The task —
Every record below should appear in your answer, copied exactly.

Entries from a dataset of interfaces:
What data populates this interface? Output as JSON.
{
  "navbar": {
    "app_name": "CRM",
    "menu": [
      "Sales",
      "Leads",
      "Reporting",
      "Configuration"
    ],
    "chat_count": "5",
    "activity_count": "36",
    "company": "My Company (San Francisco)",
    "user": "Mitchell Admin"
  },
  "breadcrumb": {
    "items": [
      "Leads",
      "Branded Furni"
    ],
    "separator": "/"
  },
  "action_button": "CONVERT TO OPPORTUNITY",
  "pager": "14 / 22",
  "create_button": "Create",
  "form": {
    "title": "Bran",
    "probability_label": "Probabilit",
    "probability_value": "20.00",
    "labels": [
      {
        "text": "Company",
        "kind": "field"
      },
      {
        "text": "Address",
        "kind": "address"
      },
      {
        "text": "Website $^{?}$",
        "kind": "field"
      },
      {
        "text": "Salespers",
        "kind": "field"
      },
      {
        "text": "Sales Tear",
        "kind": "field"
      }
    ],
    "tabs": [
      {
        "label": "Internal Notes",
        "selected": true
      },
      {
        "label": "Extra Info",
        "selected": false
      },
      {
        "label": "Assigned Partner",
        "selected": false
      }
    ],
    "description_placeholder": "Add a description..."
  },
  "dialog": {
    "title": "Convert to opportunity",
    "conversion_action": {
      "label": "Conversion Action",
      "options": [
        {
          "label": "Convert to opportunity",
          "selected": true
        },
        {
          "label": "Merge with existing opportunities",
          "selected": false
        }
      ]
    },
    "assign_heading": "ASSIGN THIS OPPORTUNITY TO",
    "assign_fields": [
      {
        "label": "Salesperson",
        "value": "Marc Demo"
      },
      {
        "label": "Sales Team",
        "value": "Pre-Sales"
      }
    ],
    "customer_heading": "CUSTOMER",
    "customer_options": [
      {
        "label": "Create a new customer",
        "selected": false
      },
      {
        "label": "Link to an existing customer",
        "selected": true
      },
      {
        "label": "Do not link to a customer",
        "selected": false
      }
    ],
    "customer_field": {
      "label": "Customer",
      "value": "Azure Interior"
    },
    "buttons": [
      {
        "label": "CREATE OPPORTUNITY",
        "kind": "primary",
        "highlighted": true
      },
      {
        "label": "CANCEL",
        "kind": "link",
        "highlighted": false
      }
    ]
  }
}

Exercise response —
What data populates this interface? Output as JSON.
{
  "navbar": {
    "app_name": "CRM",
    "menu": [
      "Sales",
      "Leads",
      "Reporting",
      "Configuration"
    ],
    "chat_count": "5",
    "activity_count": "36",
    "company": "My Company (San Francisco)",
    "user": "Mitchell Admin"
  },
  "breadcrumb": {
    "items": [
      "Leads",
      "Branded Furni"
    ],
    "separator": "/"
  },
  "action_button": "CONVERT TO OPPORTUNITY",
  "pager": "14 / 22",
  "create_button": "Create",
  "form": {
    "title": "Bran",
    "probability_label": "Probabilit",
    "probability_value": "20.00",
    "labels": [
      {
        "text": "Company",
        "kind": "field"
      },
      {
        "text": "Address",
        "kind": "address"
      },
      {
        "text": "Website $^{?}$",
        "kind": "field"
      },
      {
        "text": "Salespers",
        "kind": "field"
      },
      {
        "text": "Sales Tear",
        "kind": "field"
      }
    ],
    "tabs": [
      {
        "label": "Internal Notes",
        "selected": true
      },
      {
        "label": "Extra Info",
        "selected": false
      },
      {
        "label": "Assigned Partner",
        "selected": false
      }
    ],
    "description_placeholder": "Add a description..."
  },
  "dialog": {
    "title": "Convert to opportunity",
    "conversion_action": {
      "label": "Conversion Action",
      "options": [
        {
          "label": "Convert to opportunity",
          "selected": true
        },
        {
          "label": "Merge with existing opportunities",
          "selected": false
        }
      ]
    },
    "assign_heading": "ASSIGN THIS OPPORTUNITY TO",
    "assign_fields": [
      {
        "label": "Salesperson",
        "value": "Marc Demo"
      },
      {
        "label": "Sales Team",
        "value": "Pre-Sales"
      }
    ],
    "customer_heading": "CUSTOMER",
    "customer_options": [
      {
        "label": "Create a new customer",
        "selected": false
      },
      {
        "label": "Link to an existing customer",
        "selected": true
      },
      {
        "label": "Do not link to a customer",
        "selected": false
      }
    ],
    "customer_field": {
      "label": "Customer",
      "value": "Azure Interior"
    },
    "buttons": [
      {
        "label": "CREATE OPPORTUNITY",
        "kind": "primary",
        "highlighted": true
      },
      {
        "label": "CANCEL",
        "kind": "link",
        "highlighted": false
      }
    ]
  }
}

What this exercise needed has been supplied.